Monday, November 10, 2008

Iron Man Nostalgia

So for my birthday, I used a Best Buy gift card to get myself the "Iron Man" special edition DVD. Just finished watching the extras last night. A few observations:

Robert Downey Jr. is really cut. You wouldn't expect it. He usually seems so frothy and insubstantial on-screen.

It's fascinating (to me, at least) to see how far the stories develop from their starting points. "Iron Man" doesn't deviate from its early versions as much as, say, "Monsters Inc.," but then it had established source material to draw from. But it's fascinating to see, for instance, a long scene depicting the actors' process in preparing for a crucial scene in which the big money line ended up on the cutting room floor, if indeed it wasn't dispensed with before it was shot. It's fascinating to see early Ironmonger designs being referred to as the Crimson Dynamo (indicating possibly a completely different story direction). It's interesting to hear Jeff Bridges talk about how the villain was originally supposed to have been the Mandarin (indicating another completely different story direction).

They put an amazing amount of design detail into that suit.

It's funny how fake and flimsy some of the practical suits look in the behind the scenes footage, yet how completely convincing the illusion is in the final film. Never underestimate the power of lighting and framing and clever editing (and digital post-processing and sound effects and the list goes on).

It's funny how many people lie about being "fans" of the original property in this behind-the-scenes stuff.

And just because I'm thinking of it, a descent into nostalgia: Iron Man #1 was the first comic book I ever bought (or that my parents bought for me). I remember the occasion. In early 1968, I was with my father in a Humpty Dumpty store in Oklahoma City (I think, though it may have been T.G.&Y.--whatever it was, both store and chain are extinct now--FWIW, Humpty Dumpty in Oklahoma City was also the birthplace of the shopping cart). We passed a spinner rack near the front of the store, and one of us suggested the idea of getting a comic book. Dad asked me which one I wanted, and I looked them over. I didn't know who any of the characters really were, but one caught my eye.

It featured a man in red and gold with a robotic face bursting out of some sort of metal prison on the cover, surrounded by smaller action vignettes. Even at that young age, I could tell the artwork was better than anything else on the rack. Dad looked at it and asked me if I really wanted it. Colan only averaged 4-6 panels a page, where most of the other books had 6-9. Dad expressed a concern that this comic would not give me a good panels-per-penny return (he didn't use that literal language, but it was something like "don't you want one with more pictures?").

Nope, I was set, and only Iron Man would do. As it turns out, it was not the best choice. Iron Man's adventures had been running for several years in Tales of Suspense, so even though this issue was numbered "1," it picked up in the middle of a storyline. Iron Man, weakened from a several issue battle against the Maggia crime syndicate including the villain Whiplash, has been captured by AIM, who analyze his armor and create a duplicate set. No wonder I'm so tired of the "hero has to fight his evil twin" trope; it was in the first comic I ever read. But the comic didn't leave a strong impact, because I didn't know anything about the hero or the villains. The story started in the middle and ended on a cliffhanger, so I got neither a beginning nor an ending.
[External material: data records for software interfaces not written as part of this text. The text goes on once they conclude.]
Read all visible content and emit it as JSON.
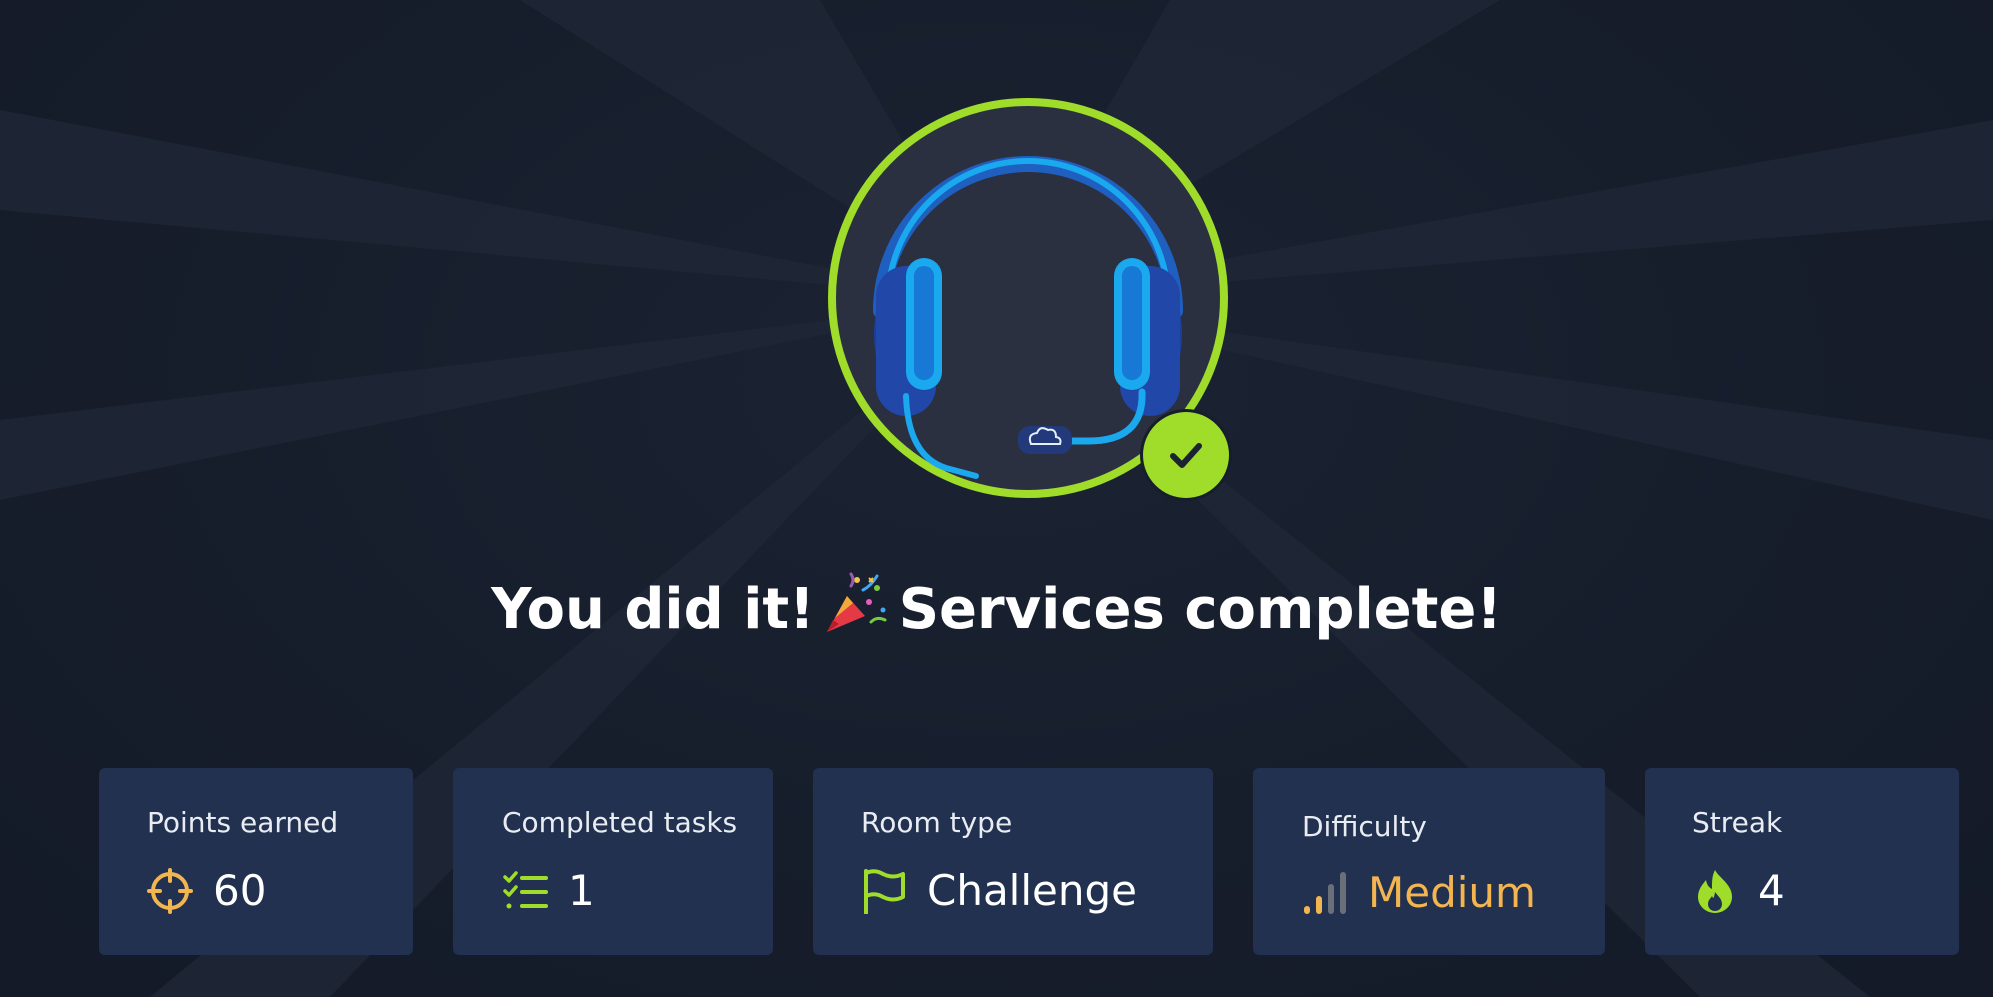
{
  "colors": {
    "accent_green": "#9fdd2a",
    "headphone_blue": "#1aa8ef",
    "card_bg": "#223150",
    "points_orange": "#f2b550",
    "difficulty_orange": "#f2b550"
  },
  "hero": {
    "badge_icon": "headset-badge-icon",
    "completed_icon": "checkmark-icon",
    "headline_prefix": "You did it!",
    "headline_emoji": "party-popper-icon",
    "headline_suffix": "Services complete!"
  },
  "stats": [
    {
      "label": "Points earned",
      "icon": "crosshair-icon",
      "value": "60"
    },
    {
      "label": "Completed tasks",
      "icon": "checklist-icon",
      "value": "1"
    },
    {
      "label": "Room type",
      "icon": "flag-icon",
      "value": "Challenge"
    },
    {
      "label": "Difficulty",
      "icon": "signal-bars-icon",
      "value": "Medium"
    },
    {
      "label": "Streak",
      "icon": "flame-icon",
      "value": "4"
    }
  ]
}
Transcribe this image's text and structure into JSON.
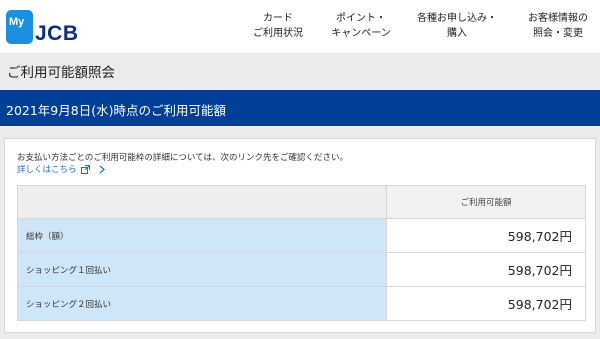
{
  "header": {
    "logo_my": "My",
    "logo_brand": "JCB",
    "nav": [
      {
        "label": "カード\nご利用状況"
      },
      {
        "label": "ポイント・\nキャンペーン"
      },
      {
        "label": "各種お申し込み・\n購入"
      },
      {
        "label": "お客様情報の\n照会・変更"
      }
    ]
  },
  "page_title": "ご利用可能額照会",
  "date_band": "2021年9月8日(水)時点のご利用可能額",
  "notice": "お支払い方法ごとのご利用可能枠の詳細については、次のリンク先をご確認ください。",
  "detail_link": "詳しくはこちら",
  "table": {
    "header": "ご利用可能額",
    "rows": [
      {
        "label": "総枠（額）",
        "value": "598,702円"
      },
      {
        "label": "ショッピング１回払い",
        "value": "598,702円"
      },
      {
        "label": "ショッピング２回払い",
        "value": "598,702円"
      }
    ]
  },
  "colors": {
    "brand_blue": "#003f98",
    "label_bg": "#cfe6f8",
    "link": "#1f6fc6"
  }
}
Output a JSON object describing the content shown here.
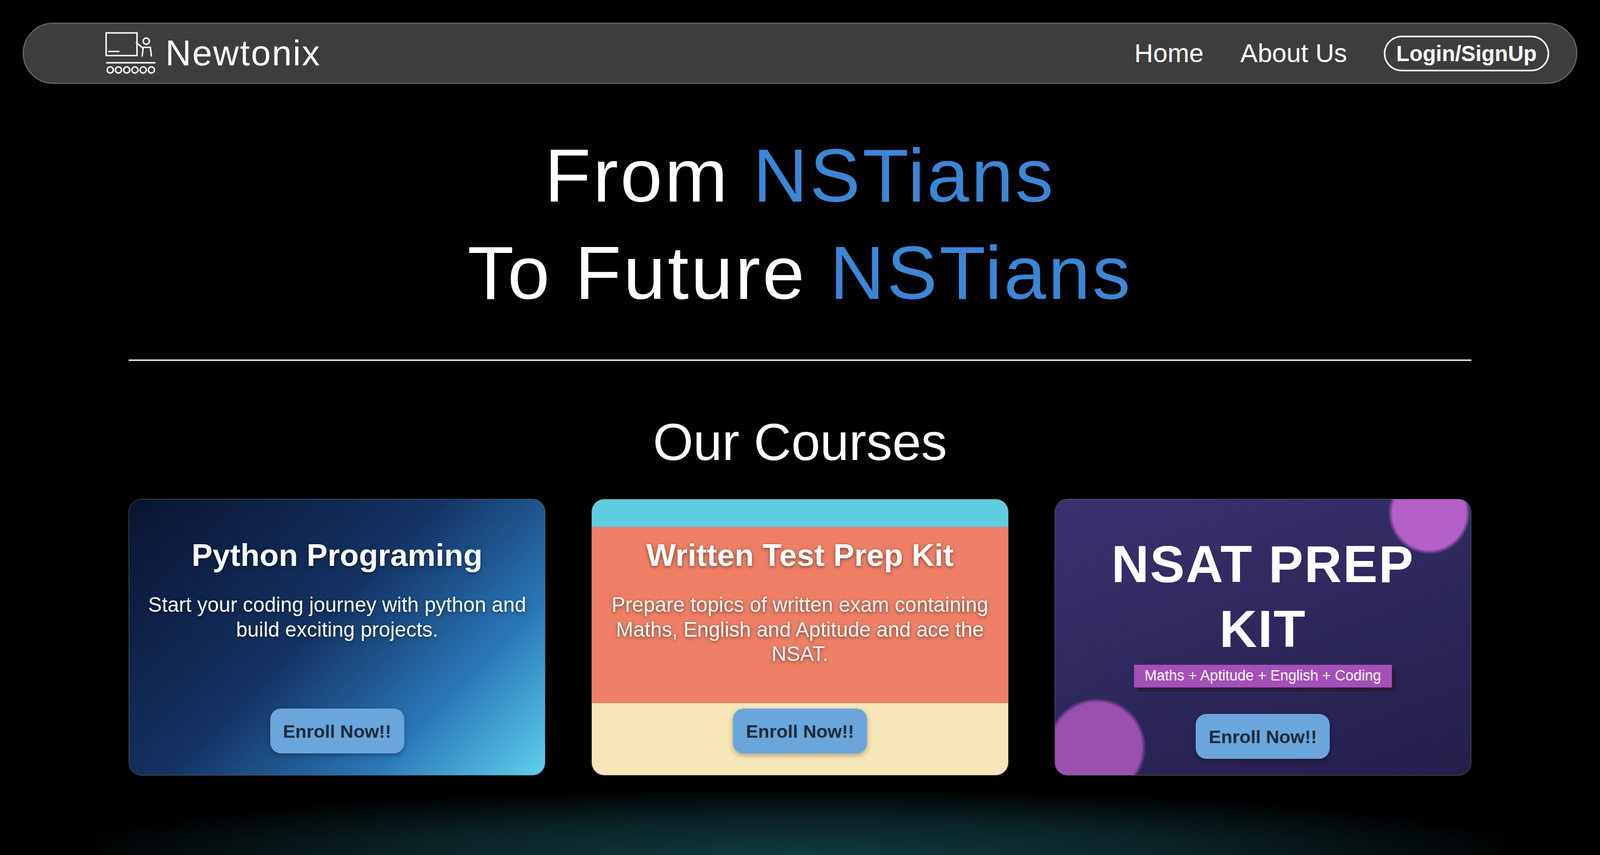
{
  "brand": {
    "name": "Newtonix"
  },
  "nav": {
    "links": [
      {
        "label": "Home"
      },
      {
        "label": "About Us"
      }
    ],
    "login": "Login/SignUp"
  },
  "hero": {
    "lines": [
      {
        "prefix": "From",
        "highlight": "NSTians"
      },
      {
        "prefix": "To Future",
        "highlight": "NSTians"
      }
    ]
  },
  "courses": {
    "title": "Our Courses",
    "items": [
      {
        "kind": "photo",
        "title": "Python Programing",
        "description": "Start your coding journey with python and build exciting projects.",
        "button": "Enroll Now!!"
      },
      {
        "kind": "illustration",
        "title": "Written Test Prep Kit",
        "description": "Prepare topics of written exam containing Maths, English and Aptitude and ace the NSAT.",
        "button": "Enroll Now!!"
      },
      {
        "kind": "poster",
        "title": "NSAT PREP KIT",
        "tag": "Maths + Aptitude + English + Coding",
        "button": "Enroll Now!!"
      }
    ]
  }
}
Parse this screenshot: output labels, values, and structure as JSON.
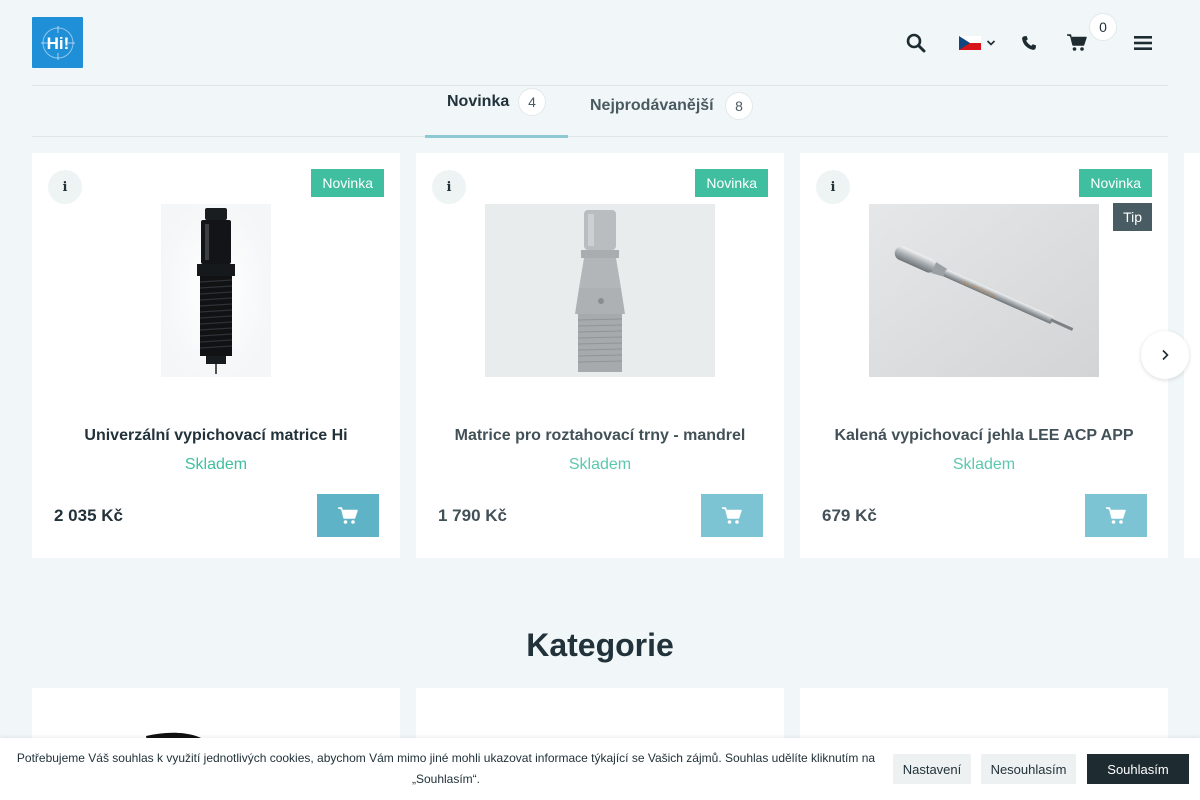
{
  "header": {
    "logo_alt": "Hi!",
    "cart_count": "0",
    "language": "CZ"
  },
  "tabs": [
    {
      "label": "Novinka",
      "count": "4",
      "active": true
    },
    {
      "label": "Nejprodávanější",
      "count": "8",
      "active": false
    }
  ],
  "products": [
    {
      "name": "Univerzální vypichovací matrice Hi",
      "stock": "Skladem",
      "price": "2 035 Kč",
      "badges": [
        "Novinka"
      ]
    },
    {
      "name": "Matrice pro roztahovací trny - mandrel",
      "stock": "Skladem",
      "price": "1 790 Kč",
      "badges": [
        "Novinka"
      ]
    },
    {
      "name": "Kalená vypichovací jehla LEE ACP APP",
      "stock": "Skladem",
      "price": "679 Kč",
      "badges": [
        "Novinka",
        "Tip"
      ]
    }
  ],
  "section": {
    "title": "Kategorie"
  },
  "cookie": {
    "text": "Potřebujeme Váš souhlas k využití jednotlivých cookies, abychom Vám mimo jiné mohli ukazovat informace týkající se Vašich zájmů. Souhlas udělíte kliknutím na „Souhlasím“.",
    "settings_label": "Nastavení",
    "decline_label": "Nesouhlasím",
    "accept_label": "Souhlasím"
  },
  "colors": {
    "accent": "#3fbfa0",
    "cart_button": "#5fb3c6",
    "logo_bg": "#1f8fd7",
    "page_bg": "#f1f7f8"
  },
  "icons": [
    "search-icon",
    "flag-cz-icon",
    "chevron-down-icon",
    "phone-icon",
    "cart-icon",
    "menu-icon",
    "info-icon",
    "add-to-cart-icon",
    "chevron-right-icon"
  ]
}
Iron Man #1's main legacy for me was that it turned me into a DC reader, which is how I got educated in old-school comics. Because not only did DC feature more self-contained stories in its issues (which I liked, because I couldn't buy comics every month), but as a cost-cutting measure in the early 70's, they padded their books with reprints from their vast archives.

I never knowingly threw a comic away. Comics got dumped into a big cardboard box in my closet, to be pawed through and reread when the fancy took me. Years later, as I was preparing to graduate high school and leave for college, I decided to bag and box all my comics, turn them into a real collection. Imagine my surprise and delight when I discovered Iron Man #1 toward the bottom of the box.

And then imagine my disappointment when I opened the comic and discovered what I had long forgotten. Kids today don't know how good they have it. In my day, they didn't have shelves and shelves of superhero toys, but I had apparently been excited enough by Iron Man to want some for myself. So I took some scissors and cut out some of the most exciting poses so I could stage my own fights (you might call them paper dolls--I call them '2-D Recyclable Action Figures"). Resourceful, I know, but also devastating for a guy who thought he'd disovered a hidden jackpot only to open it up and find shredded pages inside.

I still have it, though, bagged and boxed, shredded pages and all. It was my first, after all.


Marc Carlson said...

Since the people who captured Stark in the opening scenes called themselves "The Ten Rings", I'd say there's a Mandarin link in there someplace.

TheyStoleFrazier'sBrain said...

Yes, exactly. According to some interviews I've read with Favreau, that was set up to foreshadow the Mandarin in one of the two sequels being planned.